**WHAT IS REQUIRED**.
When you copy the material below, keep every line exact and omit the pictures.
Start of DATA PROVIDED
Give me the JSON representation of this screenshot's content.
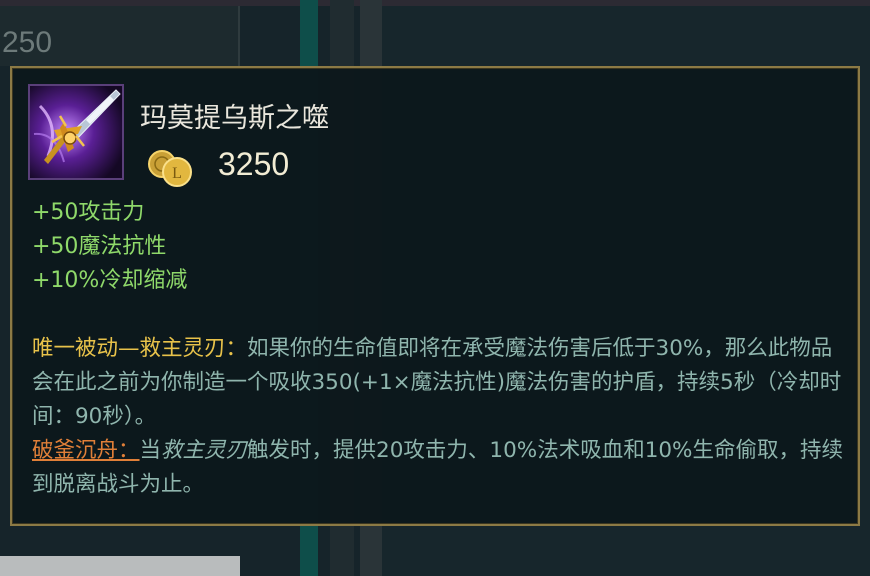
{
  "background": {
    "corner_number": "250"
  },
  "tooltip": {
    "item_name": "玛莫提乌斯之噬",
    "price": "3250",
    "stats": [
      "+50攻击力",
      "+50魔法抗性",
      "+10%冷却缩减"
    ],
    "passive1": {
      "label": "唯一被动—救主灵刃：",
      "text": "如果你的生命值即将在承受魔法伤害后低于30%，那么此物品会在此之前为你制造一个吸收350(+1×魔法抗性)魔法伤害的护盾，持续5秒（冷却时间：90秒）。"
    },
    "passive2": {
      "label": "破釜沉舟：",
      "text_before": "当",
      "italic_ref": "救主灵刃",
      "text_after": "触发时，提供20攻击力、10%法术吸血和10%生命偷取，持续到脱离战斗为止。"
    },
    "colors": {
      "border": "#8c7a45",
      "stat_green": "#8fd96a",
      "desc_teal": "#8fb5ad",
      "passive_yellow": "#e8c24a",
      "passive_orange": "#e07f38"
    },
    "icons": [
      "item-icon-sword",
      "gold-coin-icon"
    ]
  }
}
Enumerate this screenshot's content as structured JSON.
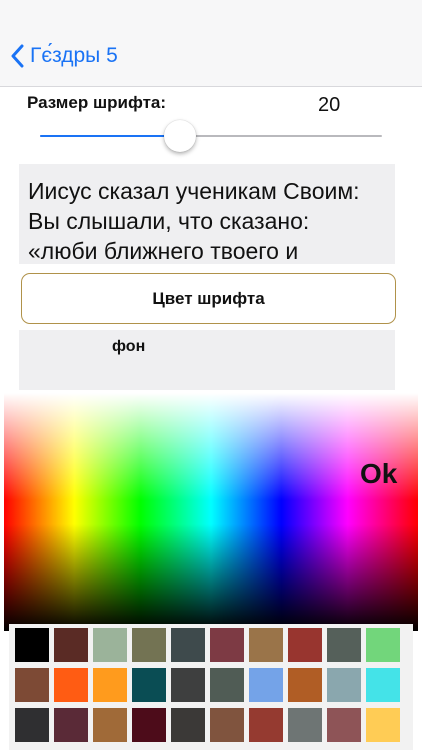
{
  "nav": {
    "back_label": "Гє́здры 5",
    "back_icon": "chevron-left-icon"
  },
  "font_size": {
    "label": "Размер шрифта:",
    "value": "20",
    "level": 0.41
  },
  "preview": {
    "text": "Иисус сказал ученикам Своим: Вы слышали, что сказано: «люби ближнего твоего и ненавидь врага твоего»."
  },
  "font_color_button": {
    "label": "Цвет шрифта"
  },
  "background": {
    "label": "фон"
  },
  "picker": {
    "ok_label": "Ok"
  },
  "swatches": [
    "#000000",
    "#5a2b25",
    "#9bb39a",
    "#737353",
    "#3e4a4c",
    "#7d3a44",
    "#9a7449",
    "#98352f",
    "#55605a",
    "#72d67b",
    "#7d4a35",
    "#ff5c13",
    "#ff9b1d",
    "#0a4d54",
    "#3e3f3f",
    "#505c55",
    "#74a3e8",
    "#b05d25",
    "#8aa7ae",
    "#44e3e8",
    "#2f2f31",
    "#5a2a37",
    "#a06a38",
    "#4d0c1a",
    "#3b3937",
    "#80543e",
    "#953a30",
    "#6e7574",
    "#8e5457",
    "#ffcc55"
  ]
}
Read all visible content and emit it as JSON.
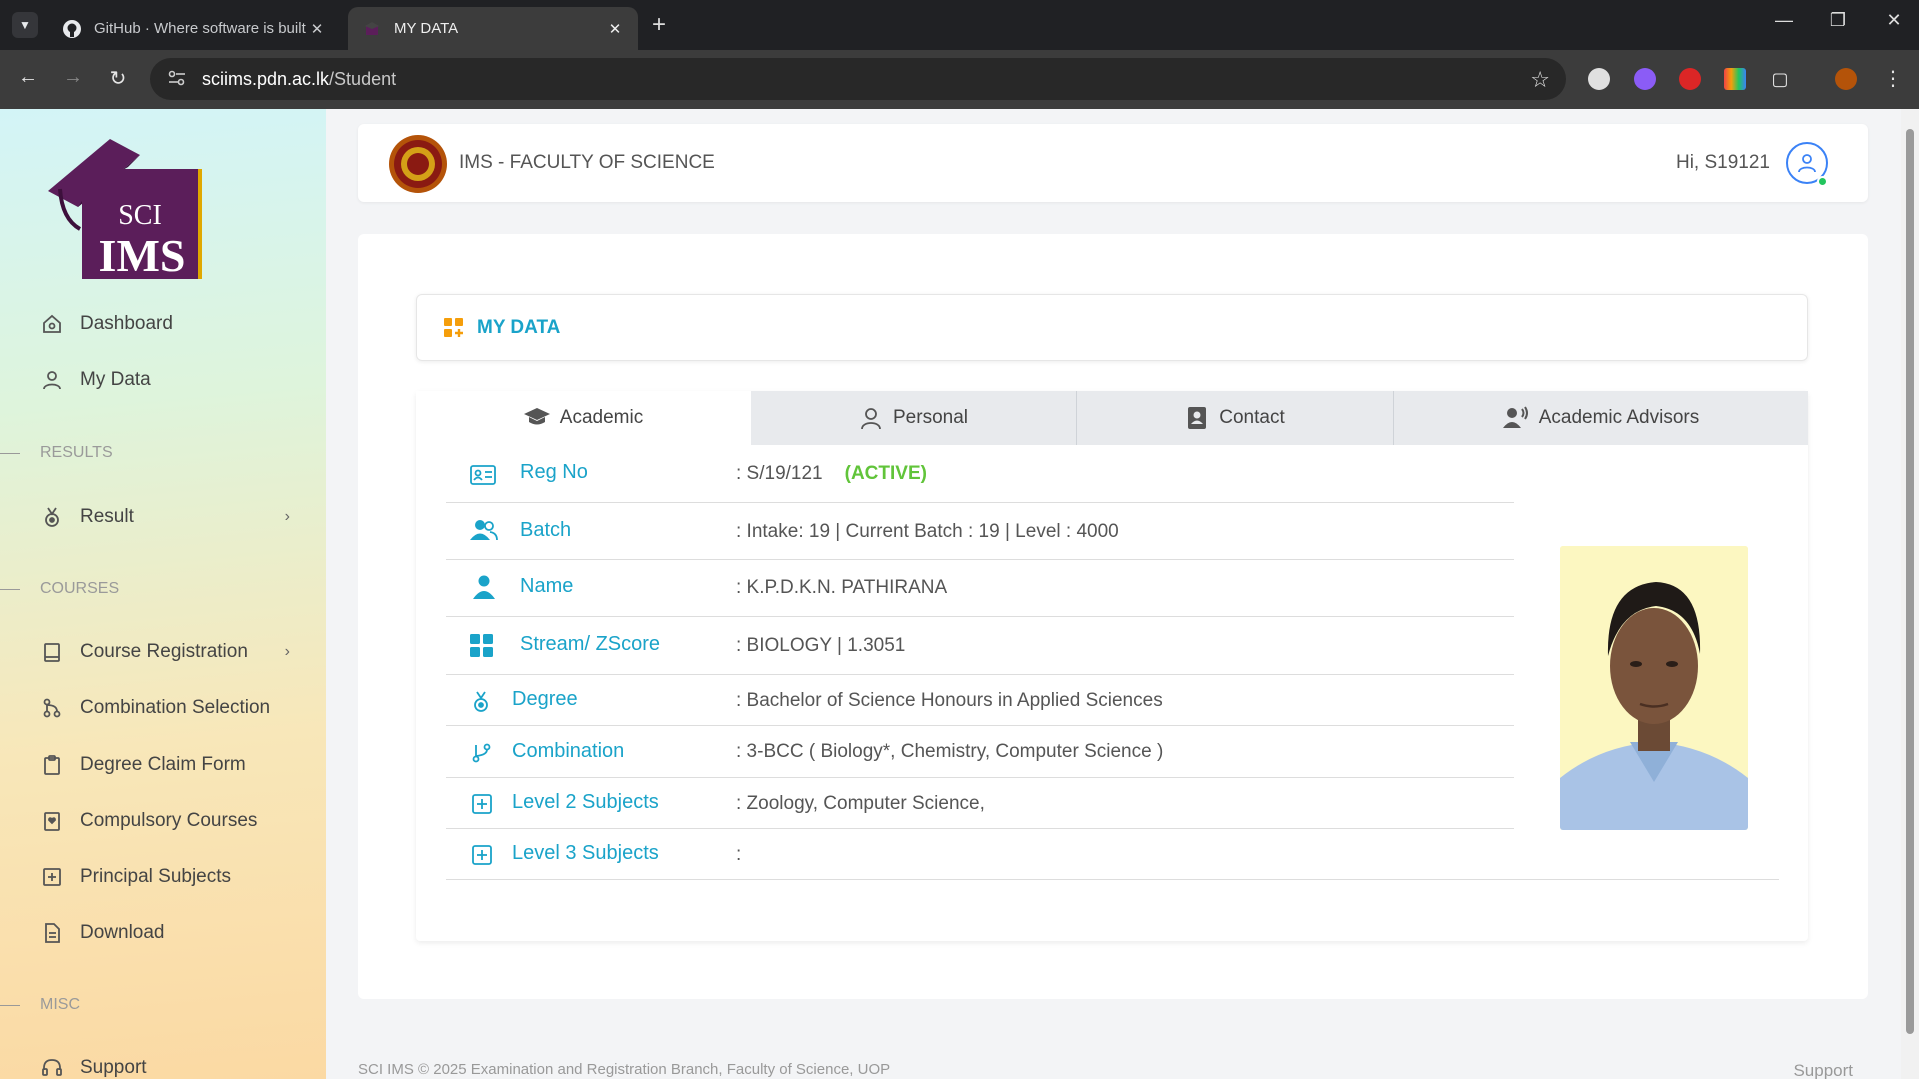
{
  "browser": {
    "tabs": [
      {
        "title": "GitHub · Where software is built",
        "active": false
      },
      {
        "title": "MY DATA",
        "active": true
      }
    ],
    "url_host": "sciims.pdn.ac.lk",
    "url_path": "/Student"
  },
  "sidebar": {
    "logo_text_top": "SCI",
    "logo_text_bottom": "IMS",
    "items_top": [
      {
        "label": "Dashboard",
        "icon": "home-icon"
      },
      {
        "label": "My Data",
        "icon": "user-icon"
      }
    ],
    "section_results": "RESULTS",
    "result_item": {
      "label": "Result",
      "icon": "medal-icon"
    },
    "section_courses": "COURSES",
    "course_items": [
      {
        "label": "Course Registration",
        "icon": "book-icon",
        "has_submenu": true
      },
      {
        "label": "Combination Selection",
        "icon": "git-merge-icon"
      },
      {
        "label": "Degree Claim Form",
        "icon": "clipboard-icon"
      },
      {
        "label": "Compulsory Courses",
        "icon": "book-heart-icon"
      },
      {
        "label": "Principal Subjects",
        "icon": "plus-square-icon"
      },
      {
        "label": "Download",
        "icon": "file-text-icon"
      }
    ],
    "section_misc": "MISC",
    "support_item": {
      "label": "Support",
      "icon": "headset-icon"
    }
  },
  "header": {
    "app_title": "IMS - FACULTY OF SCIENCE",
    "greeting": "Hi, S19121"
  },
  "page": {
    "title": "MY DATA",
    "tabs": [
      {
        "label": "Academic",
        "icon": "graduation-cap-icon",
        "active": true
      },
      {
        "label": "Personal",
        "icon": "user-outline-icon",
        "active": false
      },
      {
        "label": "Contact",
        "icon": "address-book-icon",
        "active": false
      },
      {
        "label": "Academic Advisors",
        "icon": "user-voice-icon",
        "active": false
      }
    ],
    "rows": [
      {
        "label": "Reg No",
        "value": ": S/19/121",
        "status": "(ACTIVE)",
        "icon": "id-card-icon"
      },
      {
        "label": "Batch",
        "value": ": Intake: 19 | Current Batch : 19 | Level : 4000",
        "icon": "users-icon"
      },
      {
        "label": "Name",
        "value": ": K.P.D.K.N. PATHIRANA",
        "icon": "person-icon"
      },
      {
        "label": "Stream/ ZScore",
        "value": ": BIOLOGY | 1.3051",
        "icon": "grid-icon"
      },
      {
        "label": "Degree",
        "value": ": Bachelor of Science Honours in Applied Sciences",
        "icon": "award-icon"
      },
      {
        "label": "Combination",
        "value": ": 3-BCC ( Biology*, Chemistry, Computer Science )",
        "icon": "git-branch-icon"
      },
      {
        "label": "Level 2 Subjects",
        "value": ": Zoology, Computer Science,",
        "icon": "plus-box-icon"
      },
      {
        "label": "Level 3 Subjects",
        "value": ":",
        "icon": "plus-box-icon"
      }
    ]
  },
  "footer": {
    "text": "SCI IMS © 2025 Examination and Registration Branch, Faculty of Science, UOP",
    "support": "Support"
  },
  "colors": {
    "accent": "#1aa3c9",
    "active_status": "#61c43a",
    "logo_purple": "#5b1e5a"
  }
}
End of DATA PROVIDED
**EXPECTED ANSWER**.
Give me the JSON representation of this screenshot's content.
{
  "background": {
    "corner_number": "250"
  },
  "tooltip": {
    "item_name": "玛莫提乌斯之噬",
    "price": "3250",
    "stats": [
      "+50攻击力",
      "+50魔法抗性",
      "+10%冷却缩减"
    ],
    "passive1": {
      "label": "唯一被动—救主灵刃：",
      "text": "如果你的生命值即将在承受魔法伤害后低于30%，那么此物品会在此之前为你制造一个吸收350(+1×魔法抗性)魔法伤害的护盾，持续5秒（冷却时间：90秒）。"
    },
    "passive2": {
      "label": "破釜沉舟：",
      "text_before": "当",
      "italic_ref": "救主灵刃",
      "text_after": "触发时，提供20攻击力、10%法术吸血和10%生命偷取，持续到脱离战斗为止。"
    },
    "colors": {
      "border": "#8c7a45",
      "stat_green": "#8fd96a",
      "desc_teal": "#8fb5ad",
      "passive_yellow": "#e8c24a",
      "passive_orange": "#e07f38"
    },
    "icons": [
      "item-icon-sword",
      "gold-coin-icon"
    ]
  }
}
Enumerate this screenshot's content as structured JSON.
{
  "nav": {
    "back_label": "Гє́здры 5",
    "back_icon": "chevron-left-icon"
  },
  "font_size": {
    "label": "Размер шрифта:",
    "value": "20",
    "level": 0.41
  },
  "preview": {
    "text": "Иисус сказал ученикам Своим: Вы слышали, что сказано: «люби ближнего твоего и ненавидь врага твоего»."
  },
  "font_color_button": {
    "label": "Цвет шрифта"
  },
  "background": {
    "label": "фон"
  },
  "picker": {
    "ok_label": "Ok"
  },
  "swatches": [
    "#000000",
    "#5a2b25",
    "#9bb39a",
    "#737353",
    "#3e4a4c",
    "#7d3a44",
    "#9a7449",
    "#98352f",
    "#55605a",
    "#72d67b",
    "#7d4a35",
    "#ff5c13",
    "#ff9b1d",
    "#0a4d54",
    "#3e3f3f",
    "#505c55",
    "#74a3e8",
    "#b05d25",
    "#8aa7ae",
    "#44e3e8",
    "#2f2f31",
    "#5a2a37",
    "#a06a38",
    "#4d0c1a",
    "#3b3937",
    "#80543e",
    "#953a30",
    "#6e7574",
    "#8e5457",
    "#ffcc55"
  ]
}
Read all visible content and emit it as JSON.
{
  "browser": {
    "tabs": [
      {
        "title": "GitHub · Where software is built",
        "active": false
      },
      {
        "title": "MY DATA",
        "active": true
      }
    ],
    "url_host": "sciims.pdn.ac.lk",
    "url_path": "/Student"
  },
  "sidebar": {
    "logo_text_top": "SCI",
    "logo_text_bottom": "IMS",
    "items_top": [
      {
        "label": "Dashboard",
        "icon": "home-icon"
      },
      {
        "label": "My Data",
        "icon": "user-icon"
      }
    ],
    "section_results": "RESULTS",
    "result_item": {
      "label": "Result",
      "icon": "medal-icon"
    },
    "section_courses": "COURSES",
    "course_items": [
      {
        "label": "Course Registration",
        "icon": "book-icon",
        "has_submenu": true
      },
      {
        "label": "Combination Selection",
        "icon": "git-merge-icon"
      },
      {
        "label": "Degree Claim Form",
        "icon": "clipboard-icon"
      },
      {
        "label": "Compulsory Courses",
        "icon": "book-heart-icon"
      },
      {
        "label": "Principal Subjects",
        "icon": "plus-square-icon"
      },
      {
        "label": "Download",
        "icon": "file-text-icon"
      }
    ],
    "section_misc": "MISC",
    "support_item": {
      "label": "Support",
      "icon": "headset-icon"
    }
  },
  "header": {
    "app_title": "IMS - FACULTY OF SCIENCE",
    "greeting": "Hi, S19121"
  },
  "page": {
    "title": "MY DATA",
    "tabs": [
      {
        "label": "Academic",
        "icon": "graduation-cap-icon",
        "active": true
      },
      {
        "label": "Personal",
        "icon": "user-outline-icon",
        "active": false
      },
      {
        "label": "Contact",
        "icon": "address-book-icon",
        "active": false
      },
      {
        "label": "Academic Advisors",
        "icon": "user-voice-icon",
        "active": false
      }
    ],
    "rows": [
      {
        "label": "Reg No",
        "value": ": S/19/121",
        "status": "(ACTIVE)",
        "icon": "id-card-icon"
      },
      {
        "label": "Batch",
        "value": ": Intake: 19 | Current Batch : 19 | Level : 4000",
        "icon": "users-icon"
      },
      {
        "label": "Name",
        "value": ": K.P.D.K.N. PATHIRANA",
        "icon": "person-icon"
      },
      {
        "label": "Stream/ ZScore",
        "value": ": BIOLOGY | 1.3051",
        "icon": "grid-icon"
      },
      {
        "label": "Degree",
        "value": ": Bachelor of Science Honours in Applied Sciences",
        "icon": "award-icon"
      },
      {
        "label": "Combination",
        "value": ": 3-BCC ( Biology*, Chemistry, Computer Science )",
        "icon": "git-branch-icon"
      },
      {
        "label": "Level 2 Subjects",
        "value": ": Zoology, Computer Science,",
        "icon": "plus-box-icon"
      },
      {
        "label": "Level 3 Subjects",
        "value": ":",
        "icon": "plus-box-icon"
      }
    ]
  },
  "footer": {
    "text": "SCI IMS © 2025 Examination and Registration Branch, Faculty of Science, UOP",
    "support": "Support"
  },
  "colors": {
    "accent": "#1aa3c9",
    "active_status": "#61c43a",
    "logo_purple": "#5b1e5a"
  }
}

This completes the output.